Items listed in a dataset
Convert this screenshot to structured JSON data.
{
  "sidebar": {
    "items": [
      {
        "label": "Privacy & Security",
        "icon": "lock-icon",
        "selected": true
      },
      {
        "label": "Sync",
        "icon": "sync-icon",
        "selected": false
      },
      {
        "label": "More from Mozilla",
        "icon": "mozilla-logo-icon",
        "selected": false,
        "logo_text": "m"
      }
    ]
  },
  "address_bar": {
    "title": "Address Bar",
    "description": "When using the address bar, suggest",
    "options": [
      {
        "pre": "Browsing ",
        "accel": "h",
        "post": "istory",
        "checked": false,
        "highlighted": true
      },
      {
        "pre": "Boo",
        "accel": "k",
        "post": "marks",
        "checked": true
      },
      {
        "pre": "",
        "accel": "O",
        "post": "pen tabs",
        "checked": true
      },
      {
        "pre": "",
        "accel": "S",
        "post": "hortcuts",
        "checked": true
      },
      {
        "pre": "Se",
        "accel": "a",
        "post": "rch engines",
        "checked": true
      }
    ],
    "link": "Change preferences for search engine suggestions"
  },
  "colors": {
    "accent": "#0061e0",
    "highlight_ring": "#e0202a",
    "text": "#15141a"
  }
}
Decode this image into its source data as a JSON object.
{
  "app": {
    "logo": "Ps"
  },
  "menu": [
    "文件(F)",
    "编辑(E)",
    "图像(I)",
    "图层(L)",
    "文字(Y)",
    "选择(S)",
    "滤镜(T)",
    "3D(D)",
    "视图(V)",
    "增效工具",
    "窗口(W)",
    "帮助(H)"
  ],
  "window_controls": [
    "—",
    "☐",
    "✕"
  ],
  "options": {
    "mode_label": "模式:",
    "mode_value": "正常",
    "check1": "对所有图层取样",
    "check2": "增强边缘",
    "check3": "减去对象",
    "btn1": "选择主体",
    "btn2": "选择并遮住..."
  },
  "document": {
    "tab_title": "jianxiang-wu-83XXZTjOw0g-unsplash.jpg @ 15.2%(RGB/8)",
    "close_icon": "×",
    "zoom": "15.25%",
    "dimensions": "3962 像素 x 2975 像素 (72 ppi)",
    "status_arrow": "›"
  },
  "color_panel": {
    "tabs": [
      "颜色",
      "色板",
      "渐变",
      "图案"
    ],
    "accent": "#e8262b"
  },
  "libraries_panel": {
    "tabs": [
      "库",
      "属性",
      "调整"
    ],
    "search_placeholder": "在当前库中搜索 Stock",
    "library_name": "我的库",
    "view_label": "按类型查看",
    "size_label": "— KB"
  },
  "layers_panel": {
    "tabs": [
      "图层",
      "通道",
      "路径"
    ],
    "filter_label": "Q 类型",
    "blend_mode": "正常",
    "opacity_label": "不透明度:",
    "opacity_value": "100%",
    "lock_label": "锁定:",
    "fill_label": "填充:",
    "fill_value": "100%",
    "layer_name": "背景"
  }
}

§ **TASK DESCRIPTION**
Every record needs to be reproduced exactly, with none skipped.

§ **RESPONSE**
Convert this screenshot to structured JSON data.
{
  "sidebar": {
    "items": [
      {
        "label": "Privacy & Security",
        "icon": "lock-icon",
        "selected": true
      },
      {
        "label": "Sync",
        "icon": "sync-icon",
        "selected": false
      },
      {
        "label": "More from Mozilla",
        "icon": "mozilla-logo-icon",
        "selected": false,
        "logo_text": "m"
      }
    ]
  },
  "address_bar": {
    "title": "Address Bar",
    "description": "When using the address bar, suggest",
    "options": [
      {
        "pre": "Browsing ",
        "accel": "h",
        "post": "istory",
        "checked": false,
        "highlighted": true
      },
      {
        "pre": "Boo",
        "accel": "k",
        "post": "marks",
        "checked": true
      },
      {
        "pre": "",
        "accel": "O",
        "post": "pen tabs",
        "checked": true
      },
      {
        "pre": "",
        "accel": "S",
        "post": "hortcuts",
        "checked": true
      },
      {
        "pre": "Se",
        "accel": "a",
        "post": "rch engines",
        "checked": true
      }
    ],
    "link": "Change preferences for search engine suggestions"
  },
  "colors": {
    "accent": "#0061e0",
    "highlight_ring": "#e0202a",
    "text": "#15141a"
  }
}
Decode this image into its source data as a JSON object.
{
  "app": {
    "logo": "Ps"
  },
  "menu": [
    "文件(F)",
    "编辑(E)",
    "图像(I)",
    "图层(L)",
    "文字(Y)",
    "选择(S)",
    "滤镜(T)",
    "3D(D)",
    "视图(V)",
    "增效工具",
    "窗口(W)",
    "帮助(H)"
  ],
  "window_controls": [
    "—",
    "☐",
    "✕"
  ],
  "options": {
    "mode_label": "模式:",
    "mode_value": "正常",
    "check1": "对所有图层取样",
    "check2": "增强边缘",
    "check3": "减去对象",
    "btn1": "选择主体",
    "btn2": "选择并遮住..."
  },
  "document": {
    "tab_title": "jianxiang-wu-83XXZTjOw0g-unsplash.jpg @ 15.2%(RGB/8)",
    "close_icon": "×",
    "zoom": "15.25%",
    "dimensions": "3962 像素 x 2975 像素 (72 ppi)",
    "status_arrow": "›"
  },
  "color_panel": {
    "tabs": [
      "颜色",
      "色板",
      "渐变",
      "图案"
    ],
    "accent": "#e8262b"
  },
  "libraries_panel": {
    "tabs": [
      "库",
      "属性",
      "调整"
    ],
    "search_placeholder": "在当前库中搜索 Stock",
    "library_name": "我的库",
    "view_label": "按类型查看",
    "size_label": "— KB"
  },
  "layers_panel": {
    "tabs": [
      "图层",
      "通道",
      "路径"
    ],
    "filter_label": "Q 类型",
    "blend_mode": "正常",
    "opacity_label": "不透明度:",
    "opacity_value": "100%",
    "lock_label": "锁定:",
    "fill_label": "填充:",
    "fill_value": "100%",
    "layer_name": "背景"
  }
}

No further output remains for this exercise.